Labeled “Brooklyn’s Holocaust” by the December 7, 1876 National Republican, the Brooklyn Theater Fire was one of the most devastating fires in U.S. history. The fire began when a piece of scenery caught fire and fell on the stage. In a little over 10 minutes, the fire was out of control and the audience thrown into a panic. People clogged stairwells and trampled fellow patrons in an attempt to flee the spreading flames. When it was all said and done, almost 300 people had been claimed by the fire. Read more about it!

A Frightful Disaster,” 

Evening Star, (Washington, D.C.) , December 6, 1876, Page 1, Image 1, Col. 6.

A Theater in Flames,” 

New-York Tribune, (New York, N.Y.) , December 6, 1876, Page 1, Image 1, Col. 4-5.

Theater Burned,” 

Public Ledger, (Memphis, Tenn.) , December 6, 1876, Page 2, Image 2, Col. 2-3.

The Brooklyn Theater Burned,” 

The Cincinnati Daily Star, (Cincinnati, Ohio) , December 6, 1876, Third Edition, Page 1, Image 1, Col. 4-5.

An Awful Calamity,” 

Memphis Daily Appeal, (Memphis, Tenn.) , December 7, 1876, Page 1, Image 1, Col. 4-5.

The Awful Disaster of the Brooklyn Theater,” 

New-York Tribune, (New York, N.Y.), December 7, 1876, Page 1, Image 1, Col. 3-5.

Brooklyn’s Holocaust,” 

National Republican, (Washington D.C.) , December 7, 1876, Page 1, Image 1, Col. 6.

The Brooklyn Fire,” 

The Cincinnati Daily Star, (Cincinnati, Ohio), December 7, 1876, Third Edition, Page 1, Image 1, Col. 4-5.

Brooklyn Horror,” 

Memphis Daily Appeal, (Memphis, Tenn.) , December 8, 1876, Page 1, Image 1, Col. 5-6.

The Great Catastrophe,” 

New-York Tribune, (New York, N.Y.) , December 9, 1876, Page 1, Image 1, Col. 4-6.

Appalling Loss of Life in Brooklyn New York ,” 

The Wichita City Eagle, (Wichita, Kan.) , December 14, 1876, Page 1, Image 1, Col. 8-9.

The date was Tuesday, Dec. 5, 1876–95 years ago today—and the Brooklyn Theatre fire was begin ning, one of the world’s most terrible theater fire disasters, claiming “doubt less over 300 deaths” according to the city regis trar. Just 100 years ago, in 1871, the theater had been built at the spendthrift cost of $127,000; it survived only five years, never breaking even financially, before its tragic destruction.

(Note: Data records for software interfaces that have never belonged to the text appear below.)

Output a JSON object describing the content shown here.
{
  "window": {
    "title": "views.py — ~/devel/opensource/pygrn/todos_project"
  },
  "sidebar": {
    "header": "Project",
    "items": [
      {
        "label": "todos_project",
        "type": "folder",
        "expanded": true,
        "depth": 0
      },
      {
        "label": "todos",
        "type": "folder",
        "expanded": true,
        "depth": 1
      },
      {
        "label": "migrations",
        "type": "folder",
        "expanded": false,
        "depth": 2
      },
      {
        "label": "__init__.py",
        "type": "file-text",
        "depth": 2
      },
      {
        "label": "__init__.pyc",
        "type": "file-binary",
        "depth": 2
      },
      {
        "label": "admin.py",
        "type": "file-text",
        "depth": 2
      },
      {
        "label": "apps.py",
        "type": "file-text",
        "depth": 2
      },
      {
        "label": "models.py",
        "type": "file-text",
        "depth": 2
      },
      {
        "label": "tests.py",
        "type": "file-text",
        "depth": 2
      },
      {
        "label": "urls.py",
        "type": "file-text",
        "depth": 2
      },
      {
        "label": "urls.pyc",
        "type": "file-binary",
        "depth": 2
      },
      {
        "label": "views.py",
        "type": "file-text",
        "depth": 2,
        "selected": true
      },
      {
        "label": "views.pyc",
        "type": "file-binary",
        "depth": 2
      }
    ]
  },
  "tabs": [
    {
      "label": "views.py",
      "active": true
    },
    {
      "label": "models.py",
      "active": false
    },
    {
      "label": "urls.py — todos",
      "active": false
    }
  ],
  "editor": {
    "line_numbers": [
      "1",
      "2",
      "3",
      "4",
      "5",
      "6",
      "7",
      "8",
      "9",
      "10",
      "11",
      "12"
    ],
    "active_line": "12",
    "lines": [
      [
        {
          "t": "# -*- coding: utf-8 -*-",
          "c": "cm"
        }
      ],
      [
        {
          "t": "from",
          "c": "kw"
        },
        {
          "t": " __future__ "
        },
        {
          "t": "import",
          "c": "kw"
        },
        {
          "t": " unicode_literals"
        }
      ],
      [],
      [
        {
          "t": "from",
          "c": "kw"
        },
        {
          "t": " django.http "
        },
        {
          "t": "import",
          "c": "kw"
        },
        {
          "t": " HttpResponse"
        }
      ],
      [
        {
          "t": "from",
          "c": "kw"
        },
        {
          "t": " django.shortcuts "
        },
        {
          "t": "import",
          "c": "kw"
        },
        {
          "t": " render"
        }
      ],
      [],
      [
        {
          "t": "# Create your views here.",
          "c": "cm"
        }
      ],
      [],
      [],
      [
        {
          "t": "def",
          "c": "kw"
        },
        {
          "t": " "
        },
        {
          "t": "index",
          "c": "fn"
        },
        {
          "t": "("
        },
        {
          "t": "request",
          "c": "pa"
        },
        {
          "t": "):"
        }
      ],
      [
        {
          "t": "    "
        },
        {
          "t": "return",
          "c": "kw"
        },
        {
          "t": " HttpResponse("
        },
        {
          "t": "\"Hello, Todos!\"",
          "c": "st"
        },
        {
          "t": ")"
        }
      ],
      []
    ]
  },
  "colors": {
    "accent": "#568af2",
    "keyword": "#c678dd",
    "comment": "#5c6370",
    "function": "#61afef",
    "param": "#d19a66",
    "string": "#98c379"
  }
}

When the newspapers came out the morning after the Brooklyn Theater fire, headlines shouted, “No Fatalities!”  However, the reality was much different.  With a building touted as having the best fire exits in the city by the fire chief, what happened to cause this catastrophe?

Brooklyn’s theaters have provided entertainment for almost as long as there has been a city of Brooklyn. Until the invention of the moving picture show, the theater could house all kinds of entertainment, from symphonies and opera, to serious drama, to comedies, vaudeville and minstrel shows.

The Brooklyn Theater Fire. Brooklyn, N.Y. Dec 5, 1876…America’s Fourth Worst Loss Of Life In A Building Fire.

The Brooklyn Theater Fire
December 5th, 1876
 Brooklyn, New York
disasteroushistory.blogspot.com

The Entertainment Industry is not a new invention…not by a long shot. By the late 19th century entertainment was very much a part of the urban life-style and, while no one who attended a play in 1876 could have even dreamed of the technology we take for granted today, many of ‘The Industry’s’ best-loved quirks and features were still already in place by that time, and had been for a century or three. You just had to substitute the word ‘play’ for the word ‘movie’.

DECEMBER 7, 1876


THE NEW YORK HERALD, December 7, 1876

* Brooklyn Theater Fire
* Lengthy report
* NYC paper

Translate »